After the recent crash in Ethiopia, there were calls for grounding of the aircraft instantly, given the similarity to Lion Air 610. It is noteworthy and was discussed very controversial, that our own minister responsible for aviation voiced against a grounding, only to be overruled by EASA. But neither America, nor Europe responded “safety first”, but focused on the commercial impacts of a grounding instead. Meanwhile even the U.S. under Donald Trump confirmed the necessity of the grounding and aviation sources expect that grounding to take on for several month. Which does remind again of the pioneer in jetliners, the de Havilland Comet, loosing three aircraft in nine months, which lead to understanding of metal fatigue on the air frame called by the way the metal was connected using bolts – creating micro-fractures.
Now Boeing implements a new technology to cover up for the new behavior and instead of being transparent, they hide. Then the sh** hits the fan in Malaysia. The event now shows that Boeing did not operate “safety first”, but mismanaged it by delaying the necessary update. A result of cognitive dissonance resolutions? It must not be, so it is not? That backfired now and is a rather pathetic expression of professional disaster management. That the U.S. and Boeing had to be “convinced” to ground the aircraft has proven a big mistake. Today, the media reports that the Ethiopian officials confirm a very similar situation and “many parallelisms” to the Lion Air crash.

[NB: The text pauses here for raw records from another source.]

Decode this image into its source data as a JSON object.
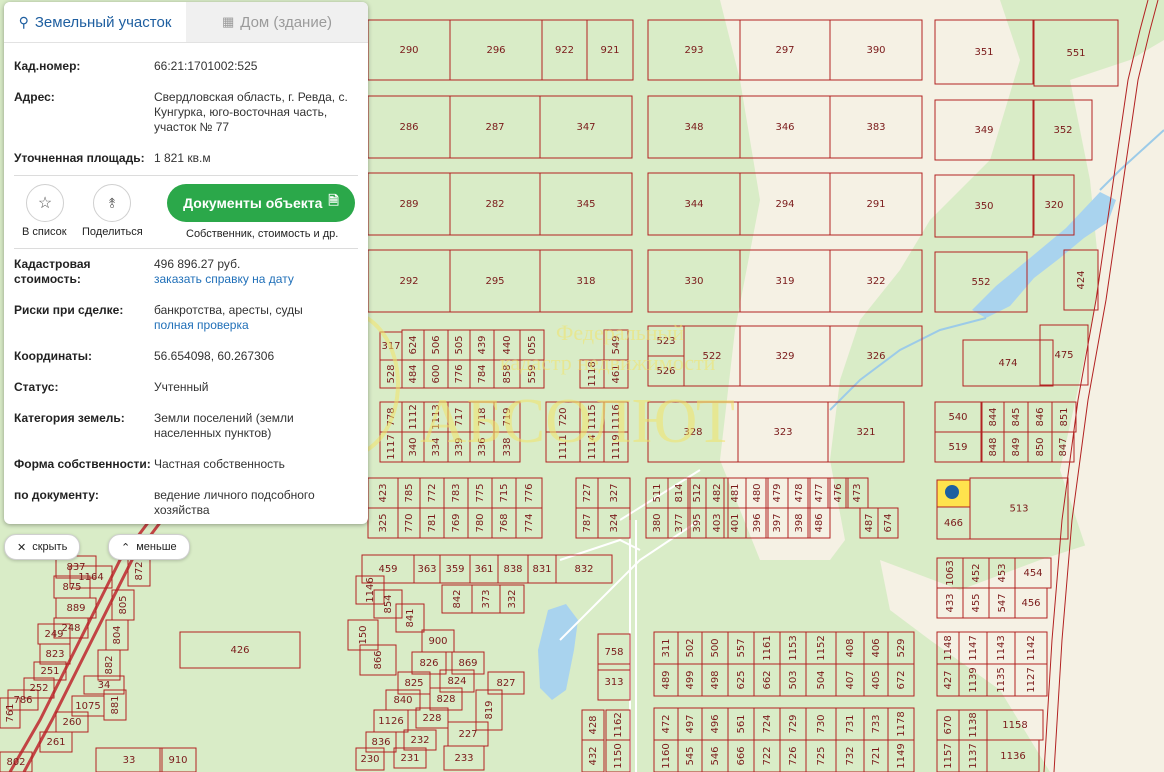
{
  "tabs": {
    "land": "Земельный участок",
    "house": "Дом (здание)"
  },
  "info": {
    "cad_label": "Кад.номер:",
    "cad_value": "66:21:1701002:525",
    "addr_label": "Адрес:",
    "addr_value": "Свердловская область, г. Ревда, с. Кунгурка, юго-восточная часть, участок № 77",
    "area_label": "Уточненная площадь:",
    "area_value": "1 821 кв.м",
    "cost_label": "Кадастровая стоимость:",
    "cost_value": "496 896.27 руб.",
    "cost_link": "заказать справку на дату",
    "risk_label": "Риски при сделке:",
    "risk_value": "банкротства, аресты, суды",
    "risk_link": "полная проверка",
    "coord_label": "Координаты:",
    "coord_value": "56.654098, 60.267306",
    "status_label": "Статус:",
    "status_value": "Учтенный",
    "category_label": "Категория земель:",
    "category_value": "Земли поселений (земли населенных пунктов)",
    "ownership_label": "Форма собственности:",
    "ownership_value": "Частная собственность",
    "doc_label": "по документу:",
    "doc_value": "ведение личного подсобного хозяйства"
  },
  "actions": {
    "list": "В список",
    "share": "Поделиться",
    "docs_button": "Документы объекта",
    "docs_sub": "Собственник, стоимость и др."
  },
  "controls": {
    "hide": "скрыть",
    "less": "меньше"
  },
  "colors": {
    "boundary": "#b22222",
    "field": "#d9ecc7",
    "clearing": "#f5f1e4",
    "water": "#a9d3ee",
    "accent_button": "#2ba84a",
    "link": "#1f6fb8",
    "selected_plot": "#ffe34d",
    "marker": "#1f5fa0"
  },
  "map": {
    "watermark": [
      "Федеральный",
      "кадастр недвижимости",
      "АБСОЛЮТ"
    ],
    "parcels": [
      {
        "label": "290"
      },
      {
        "label": "296"
      },
      {
        "label": "922"
      },
      {
        "label": "921"
      },
      {
        "label": "293"
      },
      {
        "label": "297"
      },
      {
        "label": "390"
      },
      {
        "label": "351"
      },
      {
        "label": "551"
      },
      {
        "label": "286"
      },
      {
        "label": "287"
      },
      {
        "label": "347"
      },
      {
        "label": "348"
      },
      {
        "label": "346"
      },
      {
        "label": "383"
      },
      {
        "label": "349"
      },
      {
        "label": "352"
      },
      {
        "label": "289"
      },
      {
        "label": "282"
      },
      {
        "label": "345"
      },
      {
        "label": "344"
      },
      {
        "label": "294"
      },
      {
        "label": "291"
      },
      {
        "label": "350"
      },
      {
        "label": "320"
      },
      {
        "label": "292"
      },
      {
        "label": "295"
      },
      {
        "label": "318"
      },
      {
        "label": "330"
      },
      {
        "label": "319"
      },
      {
        "label": "322"
      },
      {
        "label": "552"
      },
      {
        "label": "424"
      },
      {
        "label": "523"
      },
      {
        "label": "526"
      },
      {
        "label": "522"
      },
      {
        "label": "329"
      },
      {
        "label": "326"
      },
      {
        "label": "474"
      },
      {
        "label": "475"
      },
      {
        "label": "328"
      },
      {
        "label": "323"
      },
      {
        "label": "321"
      },
      {
        "label": "540"
      },
      {
        "label": "844"
      },
      {
        "label": "845"
      },
      {
        "label": "846"
      },
      {
        "label": "851"
      },
      {
        "label": "519"
      },
      {
        "label": "848"
      },
      {
        "label": "849"
      },
      {
        "label": "850"
      },
      {
        "label": "847"
      },
      {
        "label": "511"
      },
      {
        "label": "814"
      },
      {
        "label": "512"
      },
      {
        "label": "482"
      },
      {
        "label": "481"
      },
      {
        "label": "480"
      },
      {
        "label": "479"
      },
      {
        "label": "478"
      },
      {
        "label": "477"
      },
      {
        "label": "476"
      },
      {
        "label": "473"
      },
      {
        "label": "380"
      },
      {
        "label": "377"
      },
      {
        "label": "395"
      },
      {
        "label": "403"
      },
      {
        "label": "401"
      },
      {
        "label": "396"
      },
      {
        "label": "397"
      },
      {
        "label": "398"
      },
      {
        "label": "486"
      },
      {
        "label": "487"
      },
      {
        "label": "674"
      },
      {
        "label": "466"
      },
      {
        "label": "513"
      },
      {
        "label": "423"
      },
      {
        "label": "785"
      },
      {
        "label": "772"
      },
      {
        "label": "783"
      },
      {
        "label": "775"
      },
      {
        "label": "715"
      },
      {
        "label": "776"
      },
      {
        "label": "727"
      },
      {
        "label": "327"
      },
      {
        "label": "325"
      },
      {
        "label": "770"
      },
      {
        "label": "781"
      },
      {
        "label": "769"
      },
      {
        "label": "780"
      },
      {
        "label": "768"
      },
      {
        "label": "774"
      },
      {
        "label": "787"
      },
      {
        "label": "324"
      },
      {
        "label": "317"
      },
      {
        "label": "624"
      },
      {
        "label": "506"
      },
      {
        "label": "505"
      },
      {
        "label": "439"
      },
      {
        "label": "440"
      },
      {
        "label": "055"
      },
      {
        "label": "549"
      },
      {
        "label": "528"
      },
      {
        "label": "484"
      },
      {
        "label": "600"
      },
      {
        "label": "776"
      },
      {
        "label": "784"
      },
      {
        "label": "858"
      },
      {
        "label": "559"
      },
      {
        "label": "1118"
      },
      {
        "label": "461"
      },
      {
        "label": "778"
      },
      {
        "label": "1112"
      },
      {
        "label": "1113"
      },
      {
        "label": "717"
      },
      {
        "label": "718"
      },
      {
        "label": "719"
      },
      {
        "label": "720"
      },
      {
        "label": "1115"
      },
      {
        "label": "1116"
      },
      {
        "label": "1117"
      },
      {
        "label": "340"
      },
      {
        "label": "334"
      },
      {
        "label": "339"
      },
      {
        "label": "336"
      },
      {
        "label": "338"
      },
      {
        "label": "1111"
      },
      {
        "label": "1114"
      },
      {
        "label": "1119"
      },
      {
        "label": "459"
      },
      {
        "label": "363"
      },
      {
        "label": "359"
      },
      {
        "label": "361"
      },
      {
        "label": "838"
      },
      {
        "label": "831"
      },
      {
        "label": "832"
      },
      {
        "label": "1146"
      },
      {
        "label": "854"
      },
      {
        "label": "841"
      },
      {
        "label": "842"
      },
      {
        "label": "373"
      },
      {
        "label": "332"
      },
      {
        "label": "1063"
      },
      {
        "label": "452"
      },
      {
        "label": "453"
      },
      {
        "label": "454"
      },
      {
        "label": "433"
      },
      {
        "label": "455"
      },
      {
        "label": "547"
      },
      {
        "label": "456"
      },
      {
        "label": "426"
      },
      {
        "label": "150"
      },
      {
        "label": "866"
      },
      {
        "label": "900"
      },
      {
        "label": "869"
      },
      {
        "label": "826"
      },
      {
        "label": "824"
      },
      {
        "label": "825"
      },
      {
        "label": "828"
      },
      {
        "label": "827"
      },
      {
        "label": "840"
      },
      {
        "label": "228"
      },
      {
        "label": "819"
      },
      {
        "label": "1126"
      },
      {
        "label": "232"
      },
      {
        "label": "227"
      },
      {
        "label": "836"
      },
      {
        "label": "231"
      },
      {
        "label": "230"
      },
      {
        "label": "233"
      },
      {
        "label": "837"
      },
      {
        "label": "875"
      },
      {
        "label": "889"
      },
      {
        "label": "248"
      },
      {
        "label": "249"
      },
      {
        "label": "823"
      },
      {
        "label": "251"
      },
      {
        "label": "252"
      },
      {
        "label": "786"
      },
      {
        "label": "761"
      },
      {
        "label": "1075"
      },
      {
        "label": "260"
      },
      {
        "label": "261"
      },
      {
        "label": "802"
      },
      {
        "label": "872"
      },
      {
        "label": "805"
      },
      {
        "label": "804"
      },
      {
        "label": "882"
      },
      {
        "label": "881"
      },
      {
        "label": "1164"
      },
      {
        "label": "34"
      },
      {
        "label": "33"
      },
      {
        "label": "910"
      },
      {
        "label": "758"
      },
      {
        "label": "313"
      },
      {
        "label": "311"
      },
      {
        "label": "502"
      },
      {
        "label": "500"
      },
      {
        "label": "557"
      },
      {
        "label": "1161"
      },
      {
        "label": "1153"
      },
      {
        "label": "1152"
      },
      {
        "label": "408"
      },
      {
        "label": "406"
      },
      {
        "label": "529"
      },
      {
        "label": "489"
      },
      {
        "label": "499"
      },
      {
        "label": "498"
      },
      {
        "label": "625"
      },
      {
        "label": "662"
      },
      {
        "label": "503"
      },
      {
        "label": "504"
      },
      {
        "label": "407"
      },
      {
        "label": "405"
      },
      {
        "label": "672"
      },
      {
        "label": "1148"
      },
      {
        "label": "1147"
      },
      {
        "label": "1143"
      },
      {
        "label": "1142"
      },
      {
        "label": "427"
      },
      {
        "label": "1139"
      },
      {
        "label": "1135"
      },
      {
        "label": "1127"
      },
      {
        "label": "428"
      },
      {
        "label": "1162"
      },
      {
        "label": "472"
      },
      {
        "label": "497"
      },
      {
        "label": "496"
      },
      {
        "label": "561"
      },
      {
        "label": "724"
      },
      {
        "label": "729"
      },
      {
        "label": "730"
      },
      {
        "label": "731"
      },
      {
        "label": "733"
      },
      {
        "label": "1178"
      },
      {
        "label": "670"
      },
      {
        "label": "1138"
      },
      {
        "label": "1158"
      },
      {
        "label": "432"
      },
      {
        "label": "1150"
      },
      {
        "label": "1160"
      },
      {
        "label": "545"
      },
      {
        "label": "546"
      },
      {
        "label": "666"
      },
      {
        "label": "722"
      },
      {
        "label": "726"
      },
      {
        "label": "725"
      },
      {
        "label": "732"
      },
      {
        "label": "721"
      },
      {
        "label": "1149"
      },
      {
        "label": "1157"
      },
      {
        "label": "1137"
      },
      {
        "label": "1136"
      },
      {
        "label": "425"
      }
    ]
  }
}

We cannot and must not operate on the Principal of Hope! An airliner recently posted that we need a crash to change something. I disagreed, but Boeing did itself and our industry a major disfavor to the reputation of aviation safety. Media today also refers back to the 787-incidents and grounding resulting from batteries catching fire. What I do not understand is that following Lion air Boeing P.R. obviously did not develop a “worse case communication plan”.
It must not be! It cannot be! So it is not.
Cognitive Dissonance Resolution at work…
Food for Thought